The Baltic Sea is located between two climate zones

The climate of the Baltic Sea is influenced by a temperate marine zone and a subarctic continental zone. That´s why the local climate is very variable.

The Baltic Sea weather is affected by two major atmospheric pressure systems: the low-pressure system in the North Atlantic and the high pressure one in the Azores. In addition, the temperature of the Baltic Sea region is also affected by the Eurasian air pressure system, where air pressure is high in winter and low in summer.

Weather conditions in the Baltic Sea region depend on the current location of the polar weather fronts and the strength of the western winds. These, in turn, vary considerably both seasonally and over longer periods. In the southern Baltic Sea, winter temperatures can be above zero, while there are freezing temperatures on the shores of the Gulf of Bothnia. In summer, with strong solar radiation throughout the Baltic Sea, temperature differences are much smaller.

In addition, there are local winds, generated due to the temperature differences between the land and the sea. At night, the land surface may cool more than the seawater, resulting wind blowing from the land out to sea. The opposite, onshore winds, arise due to the land warming faster than the sea.

 A view to a freezing sea in sunshine
Freezing sea

Storms from west

Storms which begin in the North Atlantic pass over the Baltic Sea. Westerly winds are most common in the autumn and winter. In April and May the winds are weak and variable in direction, while in summer, winds are usually light.

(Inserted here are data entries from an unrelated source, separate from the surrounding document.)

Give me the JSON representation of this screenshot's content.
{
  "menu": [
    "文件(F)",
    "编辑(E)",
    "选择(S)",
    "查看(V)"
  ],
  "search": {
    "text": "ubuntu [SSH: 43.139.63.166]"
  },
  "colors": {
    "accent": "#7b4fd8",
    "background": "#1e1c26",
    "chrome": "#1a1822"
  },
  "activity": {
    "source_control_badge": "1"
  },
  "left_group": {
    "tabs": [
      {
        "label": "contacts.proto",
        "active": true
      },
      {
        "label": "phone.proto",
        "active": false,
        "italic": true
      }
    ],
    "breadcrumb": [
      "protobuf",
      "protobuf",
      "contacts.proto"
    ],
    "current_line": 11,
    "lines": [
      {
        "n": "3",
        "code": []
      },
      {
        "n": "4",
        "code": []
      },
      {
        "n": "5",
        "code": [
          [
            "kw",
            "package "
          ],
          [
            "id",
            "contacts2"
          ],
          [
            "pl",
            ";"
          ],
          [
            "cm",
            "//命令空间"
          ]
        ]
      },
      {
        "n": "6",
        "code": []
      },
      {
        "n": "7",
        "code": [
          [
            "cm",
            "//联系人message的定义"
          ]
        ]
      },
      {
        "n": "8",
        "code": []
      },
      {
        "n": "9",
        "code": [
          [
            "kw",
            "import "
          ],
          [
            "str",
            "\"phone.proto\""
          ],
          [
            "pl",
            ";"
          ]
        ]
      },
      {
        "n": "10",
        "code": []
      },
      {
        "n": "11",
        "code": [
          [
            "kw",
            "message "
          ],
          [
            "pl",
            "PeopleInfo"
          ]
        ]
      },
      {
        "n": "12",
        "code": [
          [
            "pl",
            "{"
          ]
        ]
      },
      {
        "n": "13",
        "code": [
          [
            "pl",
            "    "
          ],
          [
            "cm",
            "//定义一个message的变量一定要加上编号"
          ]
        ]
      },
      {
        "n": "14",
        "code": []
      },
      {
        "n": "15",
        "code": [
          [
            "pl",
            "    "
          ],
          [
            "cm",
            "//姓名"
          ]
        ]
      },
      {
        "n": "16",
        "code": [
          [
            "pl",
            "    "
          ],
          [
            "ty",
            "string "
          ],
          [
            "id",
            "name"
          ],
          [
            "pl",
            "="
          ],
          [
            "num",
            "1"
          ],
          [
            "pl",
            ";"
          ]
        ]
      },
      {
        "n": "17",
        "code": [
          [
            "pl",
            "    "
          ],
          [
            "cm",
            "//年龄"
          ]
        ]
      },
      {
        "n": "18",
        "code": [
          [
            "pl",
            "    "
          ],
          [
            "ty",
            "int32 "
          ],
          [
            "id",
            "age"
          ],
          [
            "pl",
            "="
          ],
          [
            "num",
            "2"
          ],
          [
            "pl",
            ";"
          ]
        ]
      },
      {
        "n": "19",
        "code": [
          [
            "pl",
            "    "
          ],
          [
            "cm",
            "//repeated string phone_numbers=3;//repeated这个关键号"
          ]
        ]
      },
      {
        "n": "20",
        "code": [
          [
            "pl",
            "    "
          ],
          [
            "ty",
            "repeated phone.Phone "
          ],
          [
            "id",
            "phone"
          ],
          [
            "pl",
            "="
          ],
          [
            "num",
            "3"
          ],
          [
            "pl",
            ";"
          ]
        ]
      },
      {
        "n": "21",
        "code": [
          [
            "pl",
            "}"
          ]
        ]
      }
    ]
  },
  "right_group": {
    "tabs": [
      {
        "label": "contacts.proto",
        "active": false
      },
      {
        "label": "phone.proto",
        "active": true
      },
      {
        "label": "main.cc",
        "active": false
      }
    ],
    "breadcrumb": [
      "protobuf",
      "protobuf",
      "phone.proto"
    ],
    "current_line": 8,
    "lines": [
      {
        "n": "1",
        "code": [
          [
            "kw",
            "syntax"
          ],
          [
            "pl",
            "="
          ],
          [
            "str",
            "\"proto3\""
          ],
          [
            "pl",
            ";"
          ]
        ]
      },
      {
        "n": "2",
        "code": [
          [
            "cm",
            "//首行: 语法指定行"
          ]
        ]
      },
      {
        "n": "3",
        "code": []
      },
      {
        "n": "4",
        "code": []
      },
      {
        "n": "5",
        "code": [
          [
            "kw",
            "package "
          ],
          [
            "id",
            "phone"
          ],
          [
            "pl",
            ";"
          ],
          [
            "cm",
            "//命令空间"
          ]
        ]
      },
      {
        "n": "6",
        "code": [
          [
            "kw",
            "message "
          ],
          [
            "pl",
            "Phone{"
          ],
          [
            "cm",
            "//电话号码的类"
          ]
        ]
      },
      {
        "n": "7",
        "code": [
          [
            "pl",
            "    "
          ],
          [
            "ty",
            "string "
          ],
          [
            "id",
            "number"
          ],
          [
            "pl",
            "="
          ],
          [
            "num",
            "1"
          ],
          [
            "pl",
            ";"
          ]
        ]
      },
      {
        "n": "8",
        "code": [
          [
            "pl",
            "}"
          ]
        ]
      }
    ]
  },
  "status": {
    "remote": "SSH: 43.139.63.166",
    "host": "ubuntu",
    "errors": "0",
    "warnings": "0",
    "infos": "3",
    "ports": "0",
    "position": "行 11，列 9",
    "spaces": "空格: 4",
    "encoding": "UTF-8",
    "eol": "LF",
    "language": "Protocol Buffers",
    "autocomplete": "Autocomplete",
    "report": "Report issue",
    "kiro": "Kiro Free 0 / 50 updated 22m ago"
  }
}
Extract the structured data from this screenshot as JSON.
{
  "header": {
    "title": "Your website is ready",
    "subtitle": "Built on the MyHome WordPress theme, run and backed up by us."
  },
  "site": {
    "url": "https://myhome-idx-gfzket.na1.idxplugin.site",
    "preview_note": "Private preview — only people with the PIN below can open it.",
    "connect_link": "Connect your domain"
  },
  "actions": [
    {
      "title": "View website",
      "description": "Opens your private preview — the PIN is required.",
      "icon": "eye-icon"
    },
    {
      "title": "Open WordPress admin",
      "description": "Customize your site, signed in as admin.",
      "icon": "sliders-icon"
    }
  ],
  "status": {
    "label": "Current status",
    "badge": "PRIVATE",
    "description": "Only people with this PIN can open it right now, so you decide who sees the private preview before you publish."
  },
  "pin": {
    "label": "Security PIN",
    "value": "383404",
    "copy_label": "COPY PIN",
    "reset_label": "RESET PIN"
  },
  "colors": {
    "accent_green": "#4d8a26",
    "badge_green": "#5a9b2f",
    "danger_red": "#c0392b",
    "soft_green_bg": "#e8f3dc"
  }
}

Storms are essential for the Baltic Sea as they strongly mix stratified layers of seawater, for example. At times, they drive much saltier and oxygenated water from the North Sea into the Baltic Sea. These so-called salt pulses bring oxygen to deep waters in the Baltic.

 Dark clouds and a sailboat
Frontal precipitation

The thermal memory of the sea is long

At sea, the air temperature depends on the temperature of the sea surface, which itself is dependent on the amount of radiation received from the sun. In autumn time the sea slowly releases its stored heat into the air. Conversely, in springtime the sea is cooler than the air and heat is transferred from the air to the sea.

The temperature of the near-surface air of the Baltic Sea region has generally increased significantly from the situation in the late 19th century to the present day. However, this temperature increase has not been continuous, and only the differences between decades have been great.


NAO index

The strength of the western winds is illustrated by NAO index (North Atlantic Oscillation). The NAO index is positive when there is high air pressure in the south and low air pressure in the north. At this time, temperate west winds dominate. In turn, the NAO index is negative when there is high pressure in the north and vice versa in the south and the winds blow from the north and east.

The NAO index variates also in a long turn. For example, in the 1960s, when the NAO index was strongly negative, winds were exceptionally weak. When the NAO index was very high in the early 1990s, winter storms were both widespread and severe. Wind conditions were average in the first decade of the 2000s.

Changes in climate over the past few decades have also had a clear impact on the amount of salt pulses entering the Baltic Sea. The NAO index changed from negative to positive in the mid-1970s and salt pulses declined significantly at this time. As a result, oxygen levels in the deeps of the central Baltic Sea began to remain extremely poor for years at a time.

 Sunset in the horizon

Precipitation increases, climate is warming

Global climate change also affects the climate in the Baltic Sea region. In addition, climate change affects, among others, water levels and ice conditions, as well as the chemical and biological conditions of the Baltic Sea.

Precipitation has varied in the Baltic Sea region, both seasonally and regionally. However, the general trend is that precipitation seems to have increased during the winter and spring in the second half of the 20th century, probably due to climate change.

Global warming is expected to have a major impact on the seasonal variation of river flows as the length of both snow and ice periods decreases. The amount of water flowing from rivers into the Baltic Sea has a significant impact on both its physical and ecological processes.